* **Work task**
State how many lines of the entries below hold the word "University"; reply with nothing but the number.

(Extracted records Opens)

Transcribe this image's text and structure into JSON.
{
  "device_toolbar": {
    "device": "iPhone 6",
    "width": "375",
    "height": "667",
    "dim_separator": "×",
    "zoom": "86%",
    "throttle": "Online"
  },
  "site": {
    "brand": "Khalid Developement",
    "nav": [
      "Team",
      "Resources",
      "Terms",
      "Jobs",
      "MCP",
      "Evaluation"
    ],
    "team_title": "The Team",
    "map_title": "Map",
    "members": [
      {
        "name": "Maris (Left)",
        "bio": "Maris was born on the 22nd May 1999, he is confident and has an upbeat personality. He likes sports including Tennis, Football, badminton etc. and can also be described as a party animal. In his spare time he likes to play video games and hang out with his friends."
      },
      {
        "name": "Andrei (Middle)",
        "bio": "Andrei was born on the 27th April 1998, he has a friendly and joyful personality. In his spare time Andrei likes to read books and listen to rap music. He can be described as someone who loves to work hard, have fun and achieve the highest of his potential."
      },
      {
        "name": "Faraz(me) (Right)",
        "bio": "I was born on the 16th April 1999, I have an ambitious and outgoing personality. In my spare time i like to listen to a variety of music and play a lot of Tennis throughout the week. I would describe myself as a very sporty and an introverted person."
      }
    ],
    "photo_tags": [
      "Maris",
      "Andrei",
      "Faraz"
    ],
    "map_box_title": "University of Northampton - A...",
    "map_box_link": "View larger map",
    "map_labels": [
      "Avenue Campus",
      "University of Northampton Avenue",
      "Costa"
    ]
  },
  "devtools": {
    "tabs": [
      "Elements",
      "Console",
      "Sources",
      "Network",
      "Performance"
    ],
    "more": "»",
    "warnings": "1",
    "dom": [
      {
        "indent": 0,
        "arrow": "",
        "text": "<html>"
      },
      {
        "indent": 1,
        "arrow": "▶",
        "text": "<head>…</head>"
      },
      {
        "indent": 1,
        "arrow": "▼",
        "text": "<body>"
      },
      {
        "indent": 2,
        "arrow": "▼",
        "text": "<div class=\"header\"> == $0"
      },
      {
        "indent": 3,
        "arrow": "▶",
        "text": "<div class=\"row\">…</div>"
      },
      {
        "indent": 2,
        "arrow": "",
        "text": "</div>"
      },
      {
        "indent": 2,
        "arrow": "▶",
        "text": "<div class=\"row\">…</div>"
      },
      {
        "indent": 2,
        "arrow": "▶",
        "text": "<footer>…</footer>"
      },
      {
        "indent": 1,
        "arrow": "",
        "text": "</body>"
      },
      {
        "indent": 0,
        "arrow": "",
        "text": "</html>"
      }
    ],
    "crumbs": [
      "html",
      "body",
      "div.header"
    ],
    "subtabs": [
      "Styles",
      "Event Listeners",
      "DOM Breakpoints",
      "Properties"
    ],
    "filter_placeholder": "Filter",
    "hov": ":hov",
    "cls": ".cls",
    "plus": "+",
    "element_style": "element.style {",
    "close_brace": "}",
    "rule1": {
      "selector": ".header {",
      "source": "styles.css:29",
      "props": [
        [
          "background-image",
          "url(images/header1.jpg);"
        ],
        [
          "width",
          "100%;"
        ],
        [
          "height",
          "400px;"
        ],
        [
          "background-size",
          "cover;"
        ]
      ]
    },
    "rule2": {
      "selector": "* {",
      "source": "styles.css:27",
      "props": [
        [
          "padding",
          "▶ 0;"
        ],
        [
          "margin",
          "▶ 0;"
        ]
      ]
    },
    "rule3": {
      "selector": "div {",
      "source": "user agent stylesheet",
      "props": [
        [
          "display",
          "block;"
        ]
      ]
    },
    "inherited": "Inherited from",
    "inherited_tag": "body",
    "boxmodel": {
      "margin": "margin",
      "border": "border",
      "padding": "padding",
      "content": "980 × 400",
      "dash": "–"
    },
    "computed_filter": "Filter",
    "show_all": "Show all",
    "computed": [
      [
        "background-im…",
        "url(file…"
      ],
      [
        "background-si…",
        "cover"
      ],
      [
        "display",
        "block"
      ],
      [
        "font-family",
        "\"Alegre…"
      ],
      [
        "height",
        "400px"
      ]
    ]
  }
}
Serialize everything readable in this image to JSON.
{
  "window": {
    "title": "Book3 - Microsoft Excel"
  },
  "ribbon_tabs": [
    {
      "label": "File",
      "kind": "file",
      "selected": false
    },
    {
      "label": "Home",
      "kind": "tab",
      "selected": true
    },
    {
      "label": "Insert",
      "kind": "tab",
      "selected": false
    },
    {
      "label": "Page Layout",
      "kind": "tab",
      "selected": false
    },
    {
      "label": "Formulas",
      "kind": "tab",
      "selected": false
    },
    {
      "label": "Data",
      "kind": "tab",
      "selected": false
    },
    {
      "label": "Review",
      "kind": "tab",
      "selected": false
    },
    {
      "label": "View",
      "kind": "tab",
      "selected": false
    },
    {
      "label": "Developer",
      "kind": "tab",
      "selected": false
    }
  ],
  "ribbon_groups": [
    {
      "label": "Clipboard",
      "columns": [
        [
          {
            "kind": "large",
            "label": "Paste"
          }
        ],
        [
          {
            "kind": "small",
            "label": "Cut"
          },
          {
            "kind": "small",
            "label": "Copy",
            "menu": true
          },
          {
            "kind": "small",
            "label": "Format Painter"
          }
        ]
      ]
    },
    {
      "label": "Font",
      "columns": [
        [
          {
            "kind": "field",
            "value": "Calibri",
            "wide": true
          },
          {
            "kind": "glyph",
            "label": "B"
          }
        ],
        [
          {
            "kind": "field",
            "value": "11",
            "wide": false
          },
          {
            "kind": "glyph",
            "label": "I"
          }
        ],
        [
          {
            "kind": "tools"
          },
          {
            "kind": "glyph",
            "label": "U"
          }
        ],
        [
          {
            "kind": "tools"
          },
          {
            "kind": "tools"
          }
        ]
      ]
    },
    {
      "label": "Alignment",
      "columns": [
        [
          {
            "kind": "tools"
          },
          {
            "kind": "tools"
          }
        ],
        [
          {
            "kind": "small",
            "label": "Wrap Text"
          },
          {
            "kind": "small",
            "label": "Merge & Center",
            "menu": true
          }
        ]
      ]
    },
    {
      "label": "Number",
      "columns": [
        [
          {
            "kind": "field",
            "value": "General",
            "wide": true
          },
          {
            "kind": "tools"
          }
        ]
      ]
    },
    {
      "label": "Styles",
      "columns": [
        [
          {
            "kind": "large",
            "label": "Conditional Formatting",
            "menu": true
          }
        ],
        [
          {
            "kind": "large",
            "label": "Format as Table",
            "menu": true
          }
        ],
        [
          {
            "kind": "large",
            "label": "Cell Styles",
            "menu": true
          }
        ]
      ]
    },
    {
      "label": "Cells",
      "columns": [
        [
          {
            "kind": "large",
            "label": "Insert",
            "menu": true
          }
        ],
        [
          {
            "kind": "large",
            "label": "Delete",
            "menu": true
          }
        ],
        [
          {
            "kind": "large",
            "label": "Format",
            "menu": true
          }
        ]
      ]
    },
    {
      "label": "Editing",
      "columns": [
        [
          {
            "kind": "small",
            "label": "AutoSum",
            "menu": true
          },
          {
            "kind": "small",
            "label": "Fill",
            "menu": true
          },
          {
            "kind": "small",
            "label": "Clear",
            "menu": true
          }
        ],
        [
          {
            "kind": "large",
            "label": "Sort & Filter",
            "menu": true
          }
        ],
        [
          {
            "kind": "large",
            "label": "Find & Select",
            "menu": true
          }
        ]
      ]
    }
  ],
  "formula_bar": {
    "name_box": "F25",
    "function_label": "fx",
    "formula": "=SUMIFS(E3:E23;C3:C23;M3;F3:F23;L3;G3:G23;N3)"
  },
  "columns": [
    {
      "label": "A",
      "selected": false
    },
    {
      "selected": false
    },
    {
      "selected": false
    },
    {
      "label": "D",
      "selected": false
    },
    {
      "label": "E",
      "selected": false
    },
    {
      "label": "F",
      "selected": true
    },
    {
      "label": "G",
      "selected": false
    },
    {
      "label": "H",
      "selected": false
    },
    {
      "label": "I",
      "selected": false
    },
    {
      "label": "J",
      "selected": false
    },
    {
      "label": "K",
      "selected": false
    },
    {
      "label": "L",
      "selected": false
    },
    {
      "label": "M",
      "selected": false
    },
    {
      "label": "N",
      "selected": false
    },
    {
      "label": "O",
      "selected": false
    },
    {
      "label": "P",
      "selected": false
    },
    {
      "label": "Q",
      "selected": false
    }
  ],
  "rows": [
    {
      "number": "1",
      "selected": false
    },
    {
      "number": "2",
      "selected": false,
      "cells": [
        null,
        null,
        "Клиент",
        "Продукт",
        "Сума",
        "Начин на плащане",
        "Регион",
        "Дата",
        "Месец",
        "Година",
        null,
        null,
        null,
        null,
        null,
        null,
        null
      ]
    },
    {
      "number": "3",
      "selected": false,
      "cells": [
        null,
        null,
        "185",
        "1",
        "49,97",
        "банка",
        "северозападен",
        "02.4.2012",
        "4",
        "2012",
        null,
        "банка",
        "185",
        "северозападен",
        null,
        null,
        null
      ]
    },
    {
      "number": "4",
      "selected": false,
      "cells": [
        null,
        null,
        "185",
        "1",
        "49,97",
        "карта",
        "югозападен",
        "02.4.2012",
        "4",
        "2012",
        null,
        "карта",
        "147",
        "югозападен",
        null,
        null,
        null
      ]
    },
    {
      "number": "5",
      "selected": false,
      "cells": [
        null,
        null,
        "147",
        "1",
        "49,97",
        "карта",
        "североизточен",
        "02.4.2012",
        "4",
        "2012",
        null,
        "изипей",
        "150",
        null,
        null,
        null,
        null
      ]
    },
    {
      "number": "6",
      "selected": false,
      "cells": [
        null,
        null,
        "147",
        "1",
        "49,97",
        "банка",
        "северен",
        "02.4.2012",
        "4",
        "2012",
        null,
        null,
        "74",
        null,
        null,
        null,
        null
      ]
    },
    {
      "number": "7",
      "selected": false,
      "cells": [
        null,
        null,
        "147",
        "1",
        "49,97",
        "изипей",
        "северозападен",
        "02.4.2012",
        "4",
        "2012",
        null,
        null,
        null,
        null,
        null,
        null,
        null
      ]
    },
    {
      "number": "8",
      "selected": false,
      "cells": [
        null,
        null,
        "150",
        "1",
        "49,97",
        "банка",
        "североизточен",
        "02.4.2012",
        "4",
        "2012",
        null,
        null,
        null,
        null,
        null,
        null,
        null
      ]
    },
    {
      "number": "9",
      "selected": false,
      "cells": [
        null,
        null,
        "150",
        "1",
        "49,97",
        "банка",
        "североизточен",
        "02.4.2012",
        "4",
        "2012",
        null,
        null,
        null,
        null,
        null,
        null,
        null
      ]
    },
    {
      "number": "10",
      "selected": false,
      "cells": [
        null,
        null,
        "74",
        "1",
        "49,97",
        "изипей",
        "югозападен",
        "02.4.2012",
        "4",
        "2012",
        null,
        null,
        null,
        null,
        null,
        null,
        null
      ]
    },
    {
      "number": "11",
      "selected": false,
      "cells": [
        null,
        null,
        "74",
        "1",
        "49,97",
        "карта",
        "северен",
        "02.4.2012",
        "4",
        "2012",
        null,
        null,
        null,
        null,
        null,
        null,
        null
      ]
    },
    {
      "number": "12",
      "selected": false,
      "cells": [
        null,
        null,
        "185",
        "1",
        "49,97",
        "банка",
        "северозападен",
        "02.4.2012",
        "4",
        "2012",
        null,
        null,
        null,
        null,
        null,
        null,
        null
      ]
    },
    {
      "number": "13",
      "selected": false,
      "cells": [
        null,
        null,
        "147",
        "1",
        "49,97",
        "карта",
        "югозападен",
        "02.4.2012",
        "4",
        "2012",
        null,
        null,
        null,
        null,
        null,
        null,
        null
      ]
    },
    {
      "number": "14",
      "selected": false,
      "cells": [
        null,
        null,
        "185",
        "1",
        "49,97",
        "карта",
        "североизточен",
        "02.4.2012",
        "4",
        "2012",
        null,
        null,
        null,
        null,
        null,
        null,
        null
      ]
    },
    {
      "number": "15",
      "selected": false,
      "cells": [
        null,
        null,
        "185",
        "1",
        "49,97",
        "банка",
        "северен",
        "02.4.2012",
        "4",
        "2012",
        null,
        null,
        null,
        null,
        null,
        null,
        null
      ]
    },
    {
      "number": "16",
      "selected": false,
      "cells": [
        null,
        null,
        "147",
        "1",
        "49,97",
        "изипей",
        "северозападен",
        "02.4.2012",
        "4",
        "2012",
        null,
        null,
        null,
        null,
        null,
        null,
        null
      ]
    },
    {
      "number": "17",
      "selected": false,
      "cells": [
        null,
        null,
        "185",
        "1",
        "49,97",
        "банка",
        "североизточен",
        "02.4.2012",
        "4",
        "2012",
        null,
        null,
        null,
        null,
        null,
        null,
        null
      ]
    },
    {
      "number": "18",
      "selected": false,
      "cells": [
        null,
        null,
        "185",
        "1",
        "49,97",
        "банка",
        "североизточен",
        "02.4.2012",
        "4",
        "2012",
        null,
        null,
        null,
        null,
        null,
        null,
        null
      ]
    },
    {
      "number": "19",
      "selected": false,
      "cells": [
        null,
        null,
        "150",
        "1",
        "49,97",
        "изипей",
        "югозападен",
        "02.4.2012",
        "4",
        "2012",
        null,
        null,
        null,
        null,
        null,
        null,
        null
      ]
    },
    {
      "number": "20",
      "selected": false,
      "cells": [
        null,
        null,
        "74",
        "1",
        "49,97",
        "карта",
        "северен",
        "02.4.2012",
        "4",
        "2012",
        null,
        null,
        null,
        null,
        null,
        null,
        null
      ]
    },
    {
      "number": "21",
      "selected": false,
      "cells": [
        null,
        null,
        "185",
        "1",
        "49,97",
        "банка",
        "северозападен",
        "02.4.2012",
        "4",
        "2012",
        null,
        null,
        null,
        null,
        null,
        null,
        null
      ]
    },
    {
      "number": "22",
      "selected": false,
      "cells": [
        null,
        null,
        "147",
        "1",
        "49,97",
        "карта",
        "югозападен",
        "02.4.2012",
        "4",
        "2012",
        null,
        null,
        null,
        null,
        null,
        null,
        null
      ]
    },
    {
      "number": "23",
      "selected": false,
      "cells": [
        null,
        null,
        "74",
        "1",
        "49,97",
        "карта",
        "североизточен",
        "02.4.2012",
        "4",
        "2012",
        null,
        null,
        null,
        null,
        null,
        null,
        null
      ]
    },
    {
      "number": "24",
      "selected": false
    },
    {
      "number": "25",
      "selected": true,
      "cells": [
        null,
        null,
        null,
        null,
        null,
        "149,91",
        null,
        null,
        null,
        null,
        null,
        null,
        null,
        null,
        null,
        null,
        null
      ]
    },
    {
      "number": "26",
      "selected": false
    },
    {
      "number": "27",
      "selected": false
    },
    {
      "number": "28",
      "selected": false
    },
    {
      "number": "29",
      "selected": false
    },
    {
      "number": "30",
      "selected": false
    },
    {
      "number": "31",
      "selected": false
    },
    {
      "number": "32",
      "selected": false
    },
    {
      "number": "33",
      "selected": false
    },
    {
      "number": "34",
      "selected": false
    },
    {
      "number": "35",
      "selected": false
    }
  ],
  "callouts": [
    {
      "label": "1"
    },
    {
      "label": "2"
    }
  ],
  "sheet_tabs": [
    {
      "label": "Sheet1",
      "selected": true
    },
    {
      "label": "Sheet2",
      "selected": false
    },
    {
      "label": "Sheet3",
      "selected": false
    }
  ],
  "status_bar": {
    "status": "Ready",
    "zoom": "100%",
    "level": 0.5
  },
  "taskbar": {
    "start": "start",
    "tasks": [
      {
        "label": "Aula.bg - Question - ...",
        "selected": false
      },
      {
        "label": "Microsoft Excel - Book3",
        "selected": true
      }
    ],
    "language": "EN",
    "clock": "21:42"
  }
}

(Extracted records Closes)

* **Exercise solution**
2